Agriculture accounts for just over 10% of GDP here, and I am fortunate to live in the agricultural capital of the country. Benguet province, referred to as “the salad bowl of the Philippines,” supplies most of the vegetables to all other regions. Grocery shopping at the market is always an adventure; I’ve discovered so many new favorite fruits and vegetables! I’m also food tripping in the kitchen -- I’ve made sugarcane syrup from scratch and now incorporate freshly squeezed coconut milk into every dish and drink I can.

6.  The Philippines is currently under a state of emergency.

I was first made aware of this while driving up from Manila to my new home when our car slowly cruised through a Philippine National Police Checkpoint on the highway. Since then, I’ve cruised through many PNP checkpoints and Anti-Hijacking Road Blocks, with policeman armed with M16s peeping inside car windows. 

President Rodrigo Duterte declared the “state of emergency on account of lawless violence” on September 4, 2016, after the bombing by Islamic terrorists in Mindanao two days prior and also conveniently timed with his war on drugs. While police supposedly cannot search your car unless they see illicit substances in plain view, some suspect them of abusing their powers.

7.  The Filipino President endorses vigilante killings.

As part of his controversial campaign platform and now his administration, Rodrigo Duterte’s DU30 program endorses extrajudicial and vigilante killings of drug dealers and users. Police, “civilian police” (or policemen out of uniform taking extrajudicial actions), and “assets” (or regular civilians taking extrajudicial actions), have murdered over 4,000 people since. Of course, the concern is that one could kill someone he had a personal rife with under the pretense that the assassinated was a drug user. I’ve heard violence in the streets has increased significantly and people are refraining more from going out at night.

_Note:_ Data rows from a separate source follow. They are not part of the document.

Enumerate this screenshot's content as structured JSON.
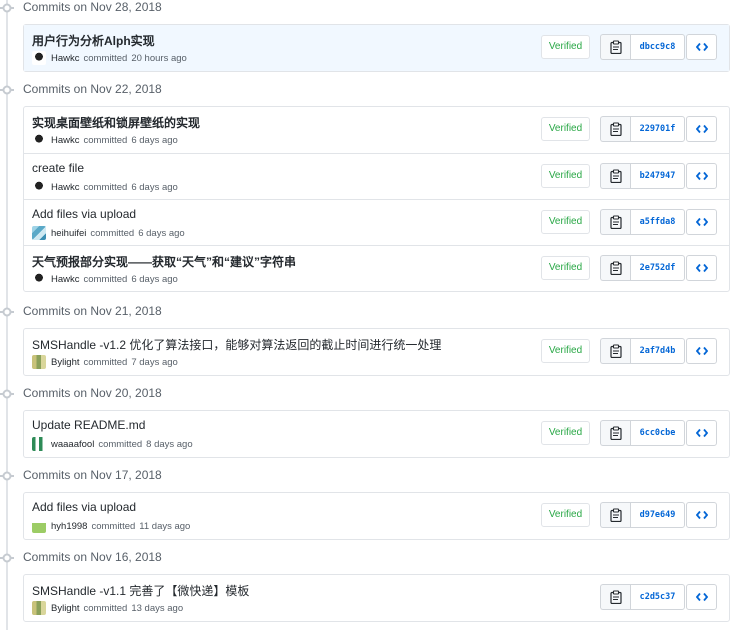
{
  "groups": [
    {
      "date": "Commits on Nov 28, 2018",
      "commits": [
        {
          "title": "用户行为分析Alph实现",
          "author": "Hawkc",
          "action": "committed",
          "time": "20 hours ago",
          "verified": "Verified",
          "sha": "dbcc9c8",
          "avatar": "hawkc",
          "highlight": true
        }
      ]
    },
    {
      "date": "Commits on Nov 22, 2018",
      "commits": [
        {
          "title": "实现桌面壁纸和锁屏壁纸的实现",
          "author": "Hawkc",
          "action": "committed",
          "time": "6 days ago",
          "verified": "Verified",
          "sha": "229701f",
          "avatar": "hawkc"
        },
        {
          "title": "create file",
          "author": "Hawkc",
          "action": "committed",
          "time": "6 days ago",
          "verified": "Verified",
          "sha": "b247947",
          "avatar": "hawkc"
        },
        {
          "title": "Add files via upload",
          "author": "heihuifei",
          "action": "committed",
          "time": "6 days ago",
          "verified": "Verified",
          "sha": "a5ffda8",
          "avatar": "heihuifei"
        },
        {
          "title": "天气预报部分实现——获取“天气”和“建议”字符串",
          "author": "Hawkc",
          "action": "committed",
          "time": "6 days ago",
          "verified": "Verified",
          "sha": "2e752df",
          "avatar": "hawkc"
        }
      ]
    },
    {
      "date": "Commits on Nov 21, 2018",
      "commits": [
        {
          "title": "SMSHandle -v1.2 优化了算法接口，能够对算法返回的截止时间进行统一处理",
          "author": "Bylight",
          "action": "committed",
          "time": "7 days ago",
          "verified": "Verified",
          "sha": "2af7d4b",
          "avatar": "bylight"
        }
      ]
    },
    {
      "date": "Commits on Nov 20, 2018",
      "commits": [
        {
          "title": "Update README.md",
          "author": "waaaafool",
          "action": "committed",
          "time": "8 days ago",
          "verified": "Verified",
          "sha": "6cc0cbe",
          "avatar": "waaaafool"
        }
      ]
    },
    {
      "date": "Commits on Nov 17, 2018",
      "commits": [
        {
          "title": "Add files via upload",
          "author": "hyh1998",
          "action": "committed",
          "time": "11 days ago",
          "verified": "Verified",
          "sha": "d97e649",
          "avatar": "hyh1998"
        }
      ]
    },
    {
      "date": "Commits on Nov 16, 2018",
      "commits": [
        {
          "title": "SMSHandle -v1.1 完善了【微快递】模板",
          "author": "Bylight",
          "action": "committed",
          "time": "13 days ago",
          "verified": "",
          "sha": "c2d5c37",
          "avatar": "bylight"
        }
      ]
    }
  ],
  "icons": {
    "commit_node": "git-commit-icon",
    "copy": "clippy-icon",
    "browse": "code-icon"
  },
  "colors": {
    "verified": "#28a745",
    "link": "#0366d6",
    "highlight_row": "#f1f8ff",
    "border": "#e1e4e8"
  }
}
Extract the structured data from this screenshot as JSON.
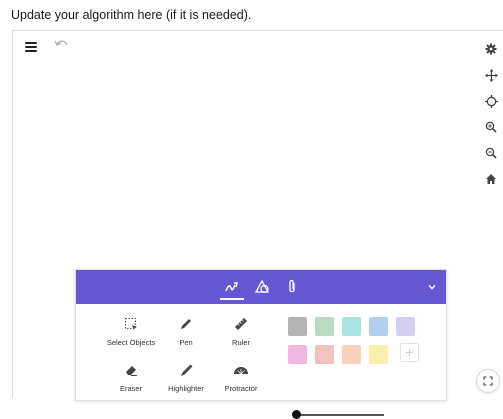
{
  "prompt": {
    "text": "Update your algorithm here (if it is needed)."
  },
  "toolbar": {
    "menu_icon": "hamburger-menu-icon",
    "undo_icon": "undo-icon",
    "right_icons": [
      "gear-icon",
      "move-icon",
      "crosshair-icon",
      "zoom-in-icon",
      "zoom-out-icon",
      "home-icon"
    ],
    "fullscreen_icon": "fullscreen-icon"
  },
  "panel": {
    "accent": "#6557d2",
    "tabs": [
      "draw-tools-icon",
      "shapes-icon",
      "attachment-icon"
    ],
    "active_tab": 0,
    "tools": [
      {
        "label": "Select Objects",
        "icon": "select-objects-icon"
      },
      {
        "label": "Pen",
        "icon": "pen-icon"
      },
      {
        "label": "Ruler",
        "icon": "ruler-icon"
      },
      {
        "label": "Eraser",
        "icon": "eraser-icon"
      },
      {
        "label": "Highlighter",
        "icon": "highlighter-icon"
      },
      {
        "label": "Protractor",
        "icon": "protractor-icon"
      }
    ],
    "colors": [
      [
        "#b3b3b3",
        "#b9dbc3",
        "#a9e3e0",
        "#b3cff0",
        "#d2cff2"
      ],
      [
        "#f2b6e2",
        "#f4c1c1",
        "#f8d1bc",
        "#fbefa9"
      ]
    ],
    "add_color_icon": "plus-icon",
    "stroke_size": 0.02
  }
}
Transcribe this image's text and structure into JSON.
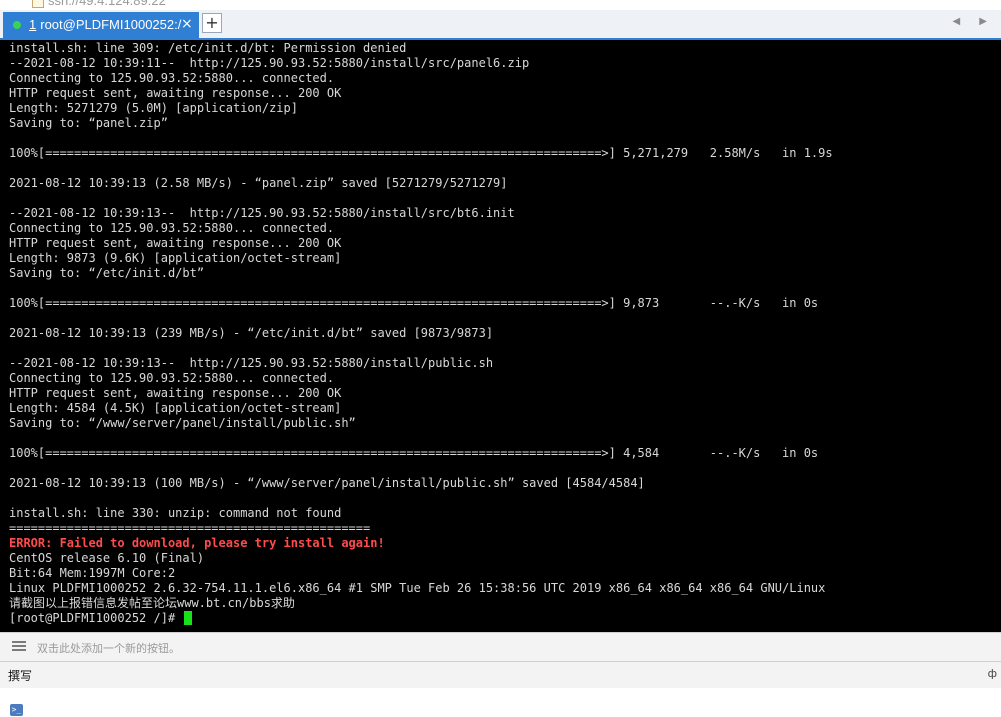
{
  "address_bar": {
    "text": "ssh://49.4.124.89:22"
  },
  "tab": {
    "number": "1",
    "title": "root@PLDFMI1000252:/",
    "close": "×"
  },
  "tab_add": "+",
  "tab_scroll": "◀ ▶",
  "terminal": {
    "lines": [
      "install.sh: line 309: /etc/init.d/bt: Permission denied",
      "--2021-08-12 10:39:11--  http://125.90.93.52:5880/install/src/panel6.zip",
      "Connecting to 125.90.93.52:5880... connected.",
      "HTTP request sent, awaiting response... 200 OK",
      "Length: 5271279 (5.0M) [application/zip]",
      "Saving to: “panel.zip”",
      "",
      "100%[=============================================================================>] 5,271,279   2.58M/s   in 1.9s",
      "",
      "2021-08-12 10:39:13 (2.58 MB/s) - “panel.zip” saved [5271279/5271279]",
      "",
      "--2021-08-12 10:39:13--  http://125.90.93.52:5880/install/src/bt6.init",
      "Connecting to 125.90.93.52:5880... connected.",
      "HTTP request sent, awaiting response... 200 OK",
      "Length: 9873 (9.6K) [application/octet-stream]",
      "Saving to: “/etc/init.d/bt”",
      "",
      "100%[=============================================================================>] 9,873       --.-K/s   in 0s",
      "",
      "2021-08-12 10:39:13 (239 MB/s) - “/etc/init.d/bt” saved [9873/9873]",
      "",
      "--2021-08-12 10:39:13--  http://125.90.93.52:5880/install/public.sh",
      "Connecting to 125.90.93.52:5880... connected.",
      "HTTP request sent, awaiting response... 200 OK",
      "Length: 4584 (4.5K) [application/octet-stream]",
      "Saving to: “/www/server/panel/install/public.sh”",
      "",
      "100%[=============================================================================>] 4,584       --.-K/s   in 0s",
      "",
      "2021-08-12 10:39:13 (100 MB/s) - “/www/server/panel/install/public.sh” saved [4584/4584]",
      "",
      "install.sh: line 330: unzip: command not found",
      "==================================================",
      "ERROR: Failed to download, please try install again!",
      "CentOS release 6.10 (Final)",
      "Bit:64 Mem:1997M Core:2",
      "Linux PLDFMI1000252 2.6.32-754.11.1.el6.x86_64 #1 SMP Tue Feb 26 15:38:56 UTC 2019 x86_64 x86_64 x86_64 GNU/Linux",
      "请截图以上报错信息发帖至论坛www.bt.cn/bbs求助",
      "[root@PLDFMI1000252 /]# "
    ],
    "error_line_index": 33,
    "colors": {
      "background": "#000000",
      "text": "#d8d8d8",
      "error": "#ff4b4b",
      "cursor": "#19e019"
    }
  },
  "quick_command_bar": {
    "hint": "双击此处添加一个新的按钮。"
  },
  "compose": {
    "title": "撰写",
    "pin": "ф"
  },
  "colors": {
    "tab_active": "#2f7fd4",
    "status_dot": "#39d353"
  }
}
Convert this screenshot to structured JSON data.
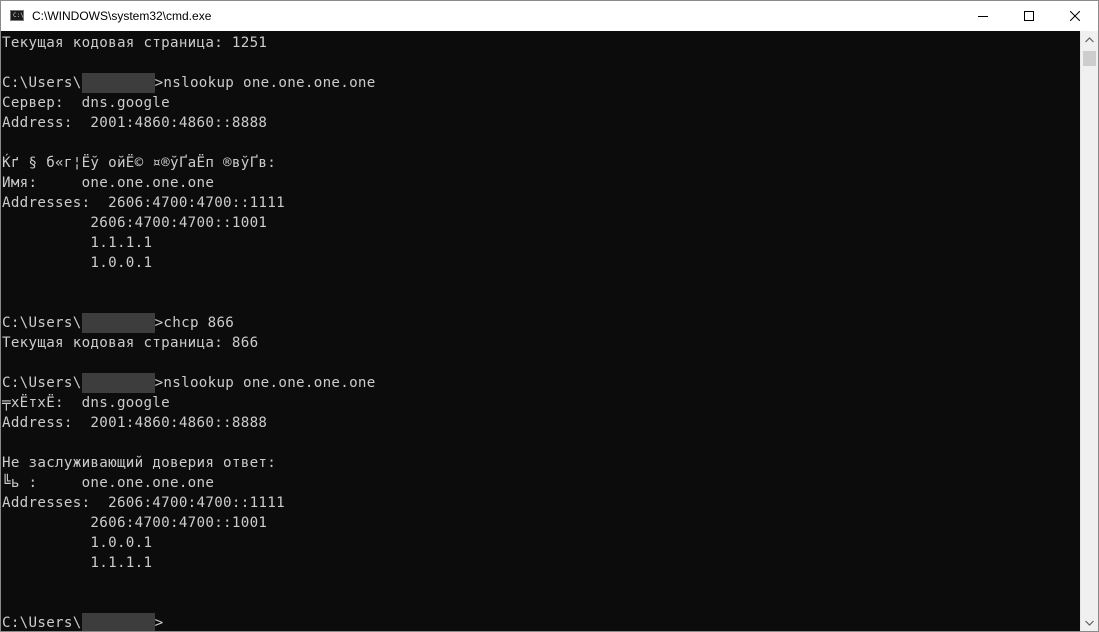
{
  "window": {
    "title": "C:\\WINDOWS\\system32\\cmd.exe",
    "icon_glyph": "C:\\"
  },
  "caption_buttons": {
    "minimize_icon": "minimize-icon",
    "maximize_icon": "maximize-icon",
    "close_icon": "close-icon"
  },
  "console": {
    "lines": [
      "Текущая кодовая страница: 1251",
      "",
      "C:\\Users\\",
      "Сервер:  dns.google",
      "Address:  2001:4860:4860::8888",
      "",
      "Ќґ § б«г¦Ёў ойЁ© ¤®ўҐаЁп ®вўҐв:",
      "Имя:     one.one.one.one",
      "Addresses:  2606:4700:4700::1111",
      "          2606:4700:4700::1001",
      "          1.1.1.1",
      "          1.0.0.1",
      "",
      "",
      "C:\\Users\\",
      "Текущая кодовая страница: 866",
      "",
      "C:\\Users\\",
      "╤хЁтхЁ:  dns.google",
      "Address:  2001:4860:4860::8888",
      "",
      "Не заслуживающий доверия ответ:",
      "╚ь :     one.one.one.one",
      "Addresses:  2606:4700:4700::1111",
      "          2606:4700:4700::1001",
      "          1.0.0.1",
      "          1.1.1.1",
      "",
      "",
      "C:\\Users\\"
    ],
    "prompt_suffixes": {
      "2": ">nslookup one.one.one.one",
      "14": ">chcp 866",
      "17": ">nslookup one.one.one.one",
      "29": ">"
    }
  },
  "colors": {
    "console_background": "#0c0c0c",
    "console_text": "#cccccc",
    "redaction_block": "#3d3d3d",
    "titlebar_background": "#ffffff"
  }
}
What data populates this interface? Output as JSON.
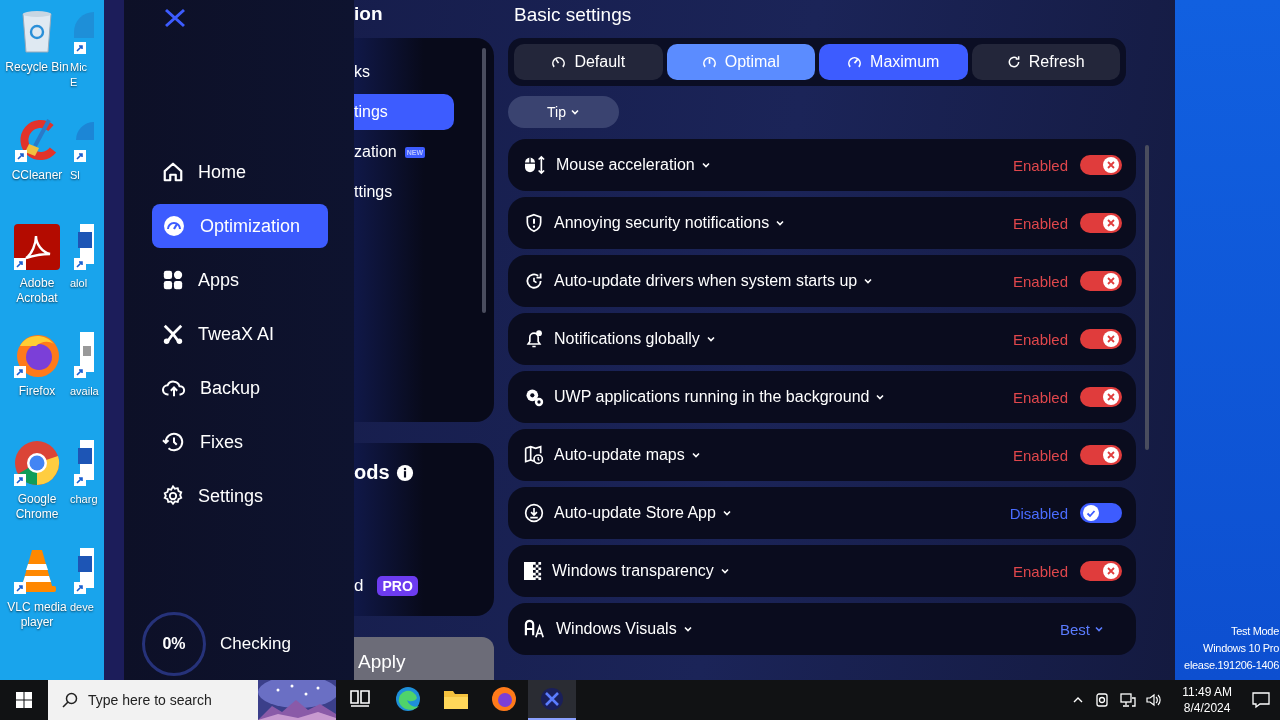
{
  "desktop": {
    "icons": [
      {
        "label": "Recycle Bin"
      },
      {
        "label": "CCleaner"
      },
      {
        "label": "Adobe Acrobat"
      },
      {
        "label": "Firefox"
      },
      {
        "label": "Google Chrome"
      },
      {
        "label": "VLC media player"
      }
    ],
    "icons_column_2": [
      {
        "label": "Mic E"
      },
      {
        "label": "Sl"
      },
      {
        "label": "alol"
      },
      {
        "label": "availa"
      },
      {
        "label": "charg"
      },
      {
        "label": "deve"
      }
    ],
    "watermark_text": [
      "Test Mode",
      "Windows 10 Pro",
      "elease.191206-1406"
    ]
  },
  "sidebar": {
    "items": [
      {
        "label": "Home",
        "selected": false
      },
      {
        "label": "Optimization",
        "selected": true
      },
      {
        "label": "Apps",
        "selected": false
      },
      {
        "label": "TweaX AI",
        "selected": false
      },
      {
        "label": "Backup",
        "selected": false
      },
      {
        "label": "Fixes",
        "selected": false
      },
      {
        "label": "Settings",
        "selected": false
      }
    ],
    "progress": {
      "value": "0%",
      "status": "Checking"
    }
  },
  "middle_panel": {
    "title": "ion",
    "items": [
      {
        "label": "ks",
        "selected": false
      },
      {
        "label": "tings",
        "selected": true
      },
      {
        "label": "zation",
        "badge": "NEW",
        "selected": false
      },
      {
        "label": "ttings",
        "selected": false
      }
    ],
    "methods": {
      "title": "ods",
      "option": "d",
      "badge": "PRO"
    },
    "apply_button": "Apply"
  },
  "settings": {
    "title": "Basic settings",
    "modes": [
      {
        "label": "Default",
        "selected": false,
        "highlighted": false
      },
      {
        "label": "Optimal",
        "selected": false,
        "highlighted": true
      },
      {
        "label": "Maximum",
        "selected": true,
        "highlighted": false
      },
      {
        "label": "Refresh",
        "selected": false,
        "highlighted": false
      }
    ],
    "tip_button": "Tip",
    "rows": [
      {
        "label": "Mouse acceleration",
        "kind": "toggle",
        "status": "Enabled",
        "enabled": true
      },
      {
        "label": "Annoying security notifications",
        "kind": "toggle",
        "status": "Enabled",
        "enabled": true
      },
      {
        "label": "Auto-update drivers when system starts up",
        "kind": "toggle",
        "status": "Enabled",
        "enabled": true
      },
      {
        "label": "Notifications globally",
        "kind": "toggle",
        "status": "Enabled",
        "enabled": true
      },
      {
        "label": "UWP applications running in the background",
        "kind": "toggle",
        "status": "Enabled",
        "enabled": true
      },
      {
        "label": "Auto-update maps",
        "kind": "toggle",
        "status": "Enabled",
        "enabled": true
      },
      {
        "label": "Auto-update Store App",
        "kind": "toggle",
        "status": "Disabled",
        "enabled": false
      },
      {
        "label": "Windows transparency",
        "kind": "toggle",
        "status": "Enabled",
        "enabled": true
      },
      {
        "label": "Windows Visuals",
        "kind": "dropdown",
        "status": "Best"
      }
    ]
  },
  "taskbar": {
    "search": {
      "placeholder": "Type here to search"
    },
    "apps": [
      {
        "active": false
      },
      {
        "active": false
      },
      {
        "active": false
      },
      {
        "active": false
      },
      {
        "active": true
      }
    ],
    "time": "11:49 AM",
    "date": "8/4/2024"
  }
}
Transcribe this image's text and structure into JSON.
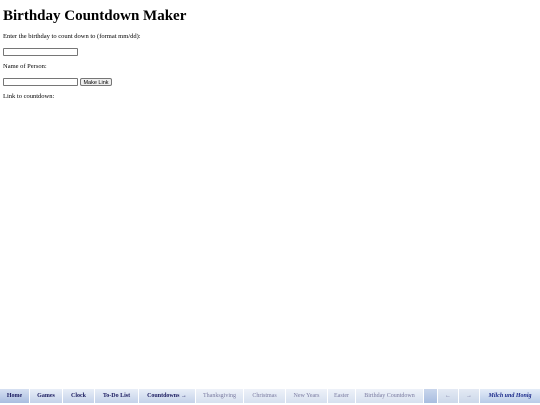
{
  "page": {
    "title": "Birthday Countdown Maker",
    "birthday_label": "Enter the birthday to count down to (format mm/dd):",
    "birthday_value": "",
    "name_label": "Name of Person:",
    "name_value": "",
    "make_link_button": "Make Link",
    "link_label": "Link to countdown:"
  },
  "navbar": {
    "items": [
      {
        "label": "Home"
      },
      {
        "label": "Games"
      },
      {
        "label": "Clock"
      },
      {
        "label": "To-Do List"
      },
      {
        "label": "Countdowns →"
      },
      {
        "label": "Thanksgiving"
      },
      {
        "label": "Christmas"
      },
      {
        "label": "New Years"
      },
      {
        "label": "Easter"
      },
      {
        "label": "Birthday Countdown"
      },
      {
        "label": ""
      },
      {
        "label": "←"
      },
      {
        "label": "→"
      },
      {
        "label": "Milch und Honig"
      }
    ]
  }
}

The President has also been recently accused of ordering murders of political, business, or personal enemies, during his term as Mayor of Davao. And, of course, he’s made plenty of headlines with his, um, spicy remarks towards towards the US ambassador, President Obama, the Pope…. Still, I’ve seen a surprising amount wristbands, arm sleeves, sleeping masks, car window tints, etc. with his logo of a fist emblazoned with “DU30.”

8.  The main mode of transport is jeepney.

If I want to go into the city, I stand on the highway and flag down a jeepney, a vehicle style that evolved from retrofitted military vans Americans left behind after WWII with 2 bench seats facing each other in the back. Jeepney drivers take great care to deck out their ride! Metal horns protrude from the front, a few hood ornaments may be mounted on, and the sides of all of them are painted with a mural depicting the Jeepney driver’s family, Marvel superheroes, an American Western landscape, and the like. The bumper and mudflap will usually have phrase thanking God. My jeepney ride to the city an hour away is only $0.75 USD.

9.  Country/Western culture is huge!

Maybe the mention of “American Western landscape” in the last fact caught your eye. That’s right: Filipinos in the North are about country/western music and culture! I’ve heard more classic country radio here than I have in the South!